Problem statement |
Write out each record in full and exactly as given. Skip any pictures.

^^^^^^^^^^^^^^^^

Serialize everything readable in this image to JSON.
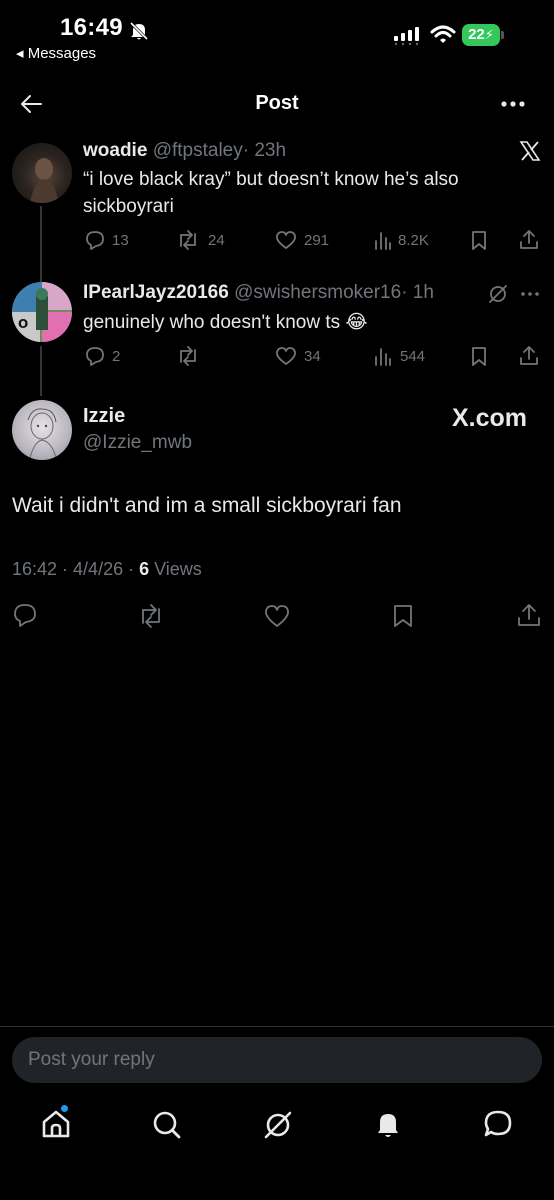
{
  "status_bar": {
    "time": "16:49",
    "back_app": "◂ Messages",
    "battery": "22"
  },
  "header": {
    "title": "Post",
    "back_icon": "arrow-left-icon",
    "more_icon": "more-horizontal-icon"
  },
  "thread": [
    {
      "display_name": "woadie",
      "handle": "@ftpstaley",
      "time": "· 23h",
      "text": "“i love black kray” but doesn’t know he’s also sickboyrari",
      "replies": "13",
      "reposts": "24",
      "likes": "291",
      "views": "8.2K"
    },
    {
      "display_name": "IPearlJayz20166",
      "handle": "@swishersmoker16",
      "time": "· 1h",
      "text": "genuinely who doesn't know ts 😂",
      "replies": "2",
      "reposts": "",
      "likes": "34",
      "views": "544"
    }
  ],
  "main_post": {
    "display_name": "Izzie",
    "handle": "@Izzie_mwb",
    "watermark": "X.com",
    "text": "Wait i didn't and im a small sickboyrari fan",
    "timestamp": "16:42 · 4/4/26 · ",
    "views_count": "6",
    "views_label": " Views"
  },
  "reply": {
    "placeholder": "Post your reply"
  },
  "bottom_nav": [
    "home",
    "search",
    "grok",
    "notifications",
    "messages"
  ],
  "colors": {
    "background": "#000000",
    "text": "#e7e9ea",
    "muted": "#71767b",
    "accent": "#1d9bf0",
    "battery": "#34c759"
  }
}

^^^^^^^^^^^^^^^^

The answer |
Serialize everything readable in this image to JSON.
{
  "status_bar": {
    "time": "16:49",
    "back_app": "◂ Messages",
    "battery": "22"
  },
  "header": {
    "title": "Post",
    "back_icon": "arrow-left-icon",
    "more_icon": "more-horizontal-icon"
  },
  "thread": [
    {
      "display_name": "woadie",
      "handle": "@ftpstaley",
      "time": "· 23h",
      "text": "“i love black kray” but doesn’t know he’s also sickboyrari",
      "replies": "13",
      "reposts": "24",
      "likes": "291",
      "views": "8.2K"
    },
    {
      "display_name": "IPearlJayz20166",
      "handle": "@swishersmoker16",
      "time": "· 1h",
      "text": "genuinely who doesn't know ts 😂",
      "replies": "2",
      "reposts": "",
      "likes": "34",
      "views": "544"
    }
  ],
  "main_post": {
    "display_name": "Izzie",
    "handle": "@Izzie_mwb",
    "watermark": "X.com",
    "text": "Wait i didn't and im a small sickboyrari fan",
    "timestamp": "16:42 · 4/4/26 · ",
    "views_count": "6",
    "views_label": " Views"
  },
  "reply": {
    "placeholder": "Post your reply"
  },
  "bottom_nav": [
    "home",
    "search",
    "grok",
    "notifications",
    "messages"
  ],
  "colors": {
    "background": "#000000",
    "text": "#e7e9ea",
    "muted": "#71767b",
    "accent": "#1d9bf0",
    "battery": "#34c759"
  }
}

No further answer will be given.